J-F. Mahé With its persistent, shiny and jagged leaves, and its clusters of small red fruits ... you will have recognized holly. More than in the fall, it is already in winter that it reminds us, because of the use that is made of its branches in the decorations for the holiday season.
Let's discover the charcoal autumn berries
J-F. Mahé Is there a more delightful spectacle than that of a charcoal at the time of its bloom? In autumn, its branches are covered with half-flower, half-fruit clusters, of a pink which varies according to the species of fuchsia with an old pink tone. And when the heart opens, we discover it with a vitamin-rich orange that brightens our eyes for a long time. Frequent in nature, charcoal tames so do not hesitate to invite it in your garden! Fall under the spell but stay alert because the fruit is deadly.
Let's discover the black nightshade autumn berries
J-F. Mahé The black nightshade, also called "Dog killer", "false blackcurrant" or even "herb to magicians", is a cousin of tomatoes and potatoes, these three plants all belonging to the Solanaceae family. In summer, black nightshade produces delicate small flowers very similar to that of tomatoes. Green berries then form. At this stage, they contain a lot of solanine, a toxic substance which makes them unfit for consumption. Once black, however, the fruit can be eaten because the solanine has almost disappeared.

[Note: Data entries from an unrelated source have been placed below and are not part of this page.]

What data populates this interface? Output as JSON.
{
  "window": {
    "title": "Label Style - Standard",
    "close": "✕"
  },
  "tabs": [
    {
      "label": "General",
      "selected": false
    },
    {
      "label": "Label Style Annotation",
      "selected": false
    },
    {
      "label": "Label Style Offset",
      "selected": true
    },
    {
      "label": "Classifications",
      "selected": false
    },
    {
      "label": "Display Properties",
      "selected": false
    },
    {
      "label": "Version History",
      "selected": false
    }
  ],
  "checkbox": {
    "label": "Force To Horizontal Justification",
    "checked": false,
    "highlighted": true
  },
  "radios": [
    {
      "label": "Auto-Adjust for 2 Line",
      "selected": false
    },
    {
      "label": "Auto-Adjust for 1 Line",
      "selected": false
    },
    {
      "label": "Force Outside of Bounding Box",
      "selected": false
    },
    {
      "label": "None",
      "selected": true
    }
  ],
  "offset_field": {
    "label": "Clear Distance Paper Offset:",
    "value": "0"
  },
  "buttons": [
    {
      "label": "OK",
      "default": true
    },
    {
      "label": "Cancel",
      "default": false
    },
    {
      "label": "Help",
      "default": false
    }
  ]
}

Let's discover the autumn dogwood berries
J-F. Mahé These small, almost black blue fruits belong to the dogwood, a frequent shrub in hedges to which it brings a touch of color with its red branches and its foliage which is adorned with the same shade when autumn comes. Inedible, they are appreciated by birds who will take care of sowing the seeds once the feast has been digested.
Let's discover the autumn rose hip berries
J-F. Mahé Who owns these fleshy berries, a shiny red-orange? They are called rose hips, and they are the fruit of the dog rose. The charming wild rose then gives way, when autumn comes, to these very decorative berries ... but not only! Because the rose hips have the distinction of being edible. Extremely rich in vitamin C, we will take advantage of its virtues in infusion. For more gourmet use, once softened by the first frosts, it will be transformed into delicious jam. Note that the rose hip is also called "scraper-cul" because it provides hair to scrape. Cut it in half, scrape the seeds and shake them to allow the small hairs around them to come together. You have a terrible scratching hair!
Let's discover the autumn honeysuckle berries
J-F. Mahé After captivating walkers with the heady smell of its flowers, the honeysuckle is then adorned with bright red berries. Be careful, these are toxic! Just look with your eyes while waiting for the time of the next flowering during which this pretty liana will enchant you again.
Let's discover the autumn cenelle berries
J-F. Mahé These adorable little red fruits are cenelles. They belong to the hawthorn, this very common shrub in rural hedges where it fulfills a role of guardian thanks to its thorns. After spring when hawthorn is admired by all for its particularly abundant and fragrant flowering, comes autumn when it is adorned with these small red fruits. These are appreciated in herbal medicine for their ability to regulate the heart rate.
Let's discover the autumn berries
J-F. Mahé A shrub that is often little appreciated and overlooked, black elderberry has many virtues. It is particularly appreciated for its antioxidant action and is part of the traditional pharmacopoeia where it is used in particular to fight against bacterial and viral infections and to stimulate the immune system. If its clusters of flowers make delicious donuts and make an adorable sparkling drink, its fruits are consumed for their part in jelly. Beware, however, of the variety that you pick, because black elderberry is often confused with yèble which is not edible for it.